In most cases, armed robbery aside, the issue is one of control – who has “control”, by what means “control” is exerted, and against whom, particularly when the "control" is directly related to possession of a deadly weapon (gun or other).

Reframed, here is a different description of what happened in Orlando: An angry and desperate American man killed and injured a lot of other American people (of various ethnic, gender and sexual identities, yes, but foremost, they were people, with families and friends and jobs and lives of worth in their community) because he didn’t know how to break through his mental anguish/anger, because he couldn’t connect with people in a meaningful/fulfilling way. Time may tell the tale, but it won’t bring back those American lives that were cut short.

How do we go about insuring such things don’t happen again? We certainly can’t do anything from the knee-jerk discussion angle. So, perhaps more pertinent questions to ask and discuss might include these:

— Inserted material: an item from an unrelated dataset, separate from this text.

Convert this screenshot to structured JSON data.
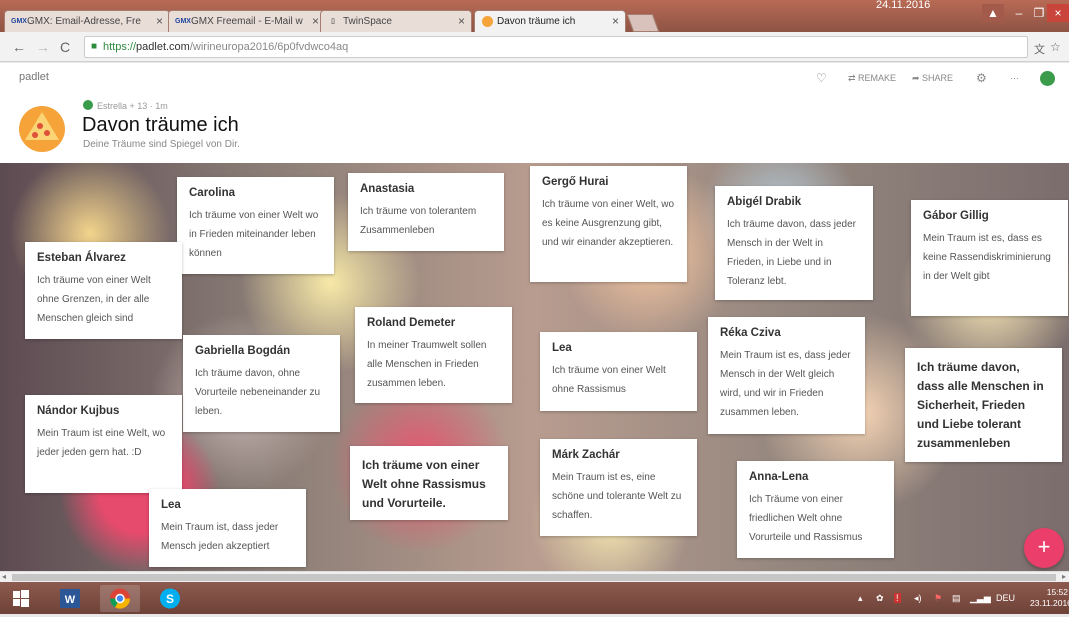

How do we become more accepting of people, who, what and where they are?
How do we support, uplift and include people in all walks of life and work?
How does our society train/enable psyches to be angry, violent or murderous? How can we mitigate underlying causes?
How can we better identify, diagnose and treat people struggling with mental illness?
How can we come to terms with an archaic constitutional right with regard to weapons possession and legislate toward a safe society.
What all must we do to stem the tide of violence and anger, in ways that promote peace, health and justice in our communities?
How can we remove prejudice, judgment, labels and stigma from the picture, and just be people, living cooperatively in community?
Are there economic mitigations that could be brought into the picture?
How do we teach people to be good to one another?
How do we dispel ignorance?

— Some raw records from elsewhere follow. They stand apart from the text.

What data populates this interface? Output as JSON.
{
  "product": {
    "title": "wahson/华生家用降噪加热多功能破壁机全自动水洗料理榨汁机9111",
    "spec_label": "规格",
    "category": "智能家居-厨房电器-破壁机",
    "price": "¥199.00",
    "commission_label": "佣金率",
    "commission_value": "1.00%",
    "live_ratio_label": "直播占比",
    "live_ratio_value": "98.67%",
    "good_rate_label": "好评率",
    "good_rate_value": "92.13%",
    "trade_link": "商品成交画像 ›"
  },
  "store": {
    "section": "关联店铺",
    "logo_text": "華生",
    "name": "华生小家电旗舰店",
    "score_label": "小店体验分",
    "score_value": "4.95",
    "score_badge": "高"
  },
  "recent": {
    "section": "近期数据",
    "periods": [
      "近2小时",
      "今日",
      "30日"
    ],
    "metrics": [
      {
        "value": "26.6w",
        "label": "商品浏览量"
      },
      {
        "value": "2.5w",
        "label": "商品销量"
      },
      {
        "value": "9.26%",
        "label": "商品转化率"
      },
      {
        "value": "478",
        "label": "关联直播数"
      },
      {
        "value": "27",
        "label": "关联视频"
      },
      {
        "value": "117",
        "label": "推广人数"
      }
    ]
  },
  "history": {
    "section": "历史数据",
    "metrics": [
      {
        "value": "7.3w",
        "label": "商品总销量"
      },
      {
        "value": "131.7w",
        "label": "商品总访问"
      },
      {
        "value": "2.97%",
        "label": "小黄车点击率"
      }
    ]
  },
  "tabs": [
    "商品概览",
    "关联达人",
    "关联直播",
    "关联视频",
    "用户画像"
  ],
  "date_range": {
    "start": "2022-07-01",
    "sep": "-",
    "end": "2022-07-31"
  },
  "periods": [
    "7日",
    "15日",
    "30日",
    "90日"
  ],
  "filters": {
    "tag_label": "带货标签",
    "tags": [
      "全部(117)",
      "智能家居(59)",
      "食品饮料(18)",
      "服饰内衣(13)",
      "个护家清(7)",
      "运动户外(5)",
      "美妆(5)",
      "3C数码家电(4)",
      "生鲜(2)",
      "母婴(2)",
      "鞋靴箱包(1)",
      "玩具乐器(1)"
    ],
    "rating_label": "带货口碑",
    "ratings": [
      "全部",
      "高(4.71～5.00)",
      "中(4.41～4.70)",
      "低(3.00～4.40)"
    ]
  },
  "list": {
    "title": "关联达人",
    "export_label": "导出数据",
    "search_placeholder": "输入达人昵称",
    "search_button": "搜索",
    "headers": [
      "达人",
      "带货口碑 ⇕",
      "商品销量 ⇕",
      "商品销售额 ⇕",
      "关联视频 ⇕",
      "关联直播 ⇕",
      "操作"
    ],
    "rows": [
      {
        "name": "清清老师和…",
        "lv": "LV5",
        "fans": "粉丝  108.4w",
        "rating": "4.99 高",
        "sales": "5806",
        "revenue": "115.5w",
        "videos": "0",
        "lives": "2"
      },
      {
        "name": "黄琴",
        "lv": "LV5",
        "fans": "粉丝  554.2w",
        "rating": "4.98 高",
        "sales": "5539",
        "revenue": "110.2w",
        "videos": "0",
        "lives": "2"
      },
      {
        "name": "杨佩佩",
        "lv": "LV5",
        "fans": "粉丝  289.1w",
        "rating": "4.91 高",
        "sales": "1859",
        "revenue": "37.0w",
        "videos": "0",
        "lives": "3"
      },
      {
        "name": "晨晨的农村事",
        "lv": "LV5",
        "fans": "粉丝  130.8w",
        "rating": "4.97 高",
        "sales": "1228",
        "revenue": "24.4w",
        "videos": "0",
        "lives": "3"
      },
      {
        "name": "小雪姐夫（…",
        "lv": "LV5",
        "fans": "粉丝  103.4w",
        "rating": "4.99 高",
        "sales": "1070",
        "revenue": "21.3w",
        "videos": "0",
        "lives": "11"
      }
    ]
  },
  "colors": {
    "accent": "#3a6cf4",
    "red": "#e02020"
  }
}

Age old questions, these are. But we need to keep asking them, and commit to finding and working toward real solutions, all the while holding our elected officials accountable to We The People for codifying and instituting solutions that benefit the public good, not bowing to well heeled lobbyists and their masters.

We can take the moment of silence,
kneeling in sorrow or in prayer,
but then all bodies, all voices must rise up,
uniting for the sake of humanity, for sanity,
blending and weaving, moving and smoothing
our differences into loves and strengths,
our weaknesses into meaningful work,
uniting toward the only real song there is:
People, all people, together, one people.

© 2016 by Elisabeth T. Eliassen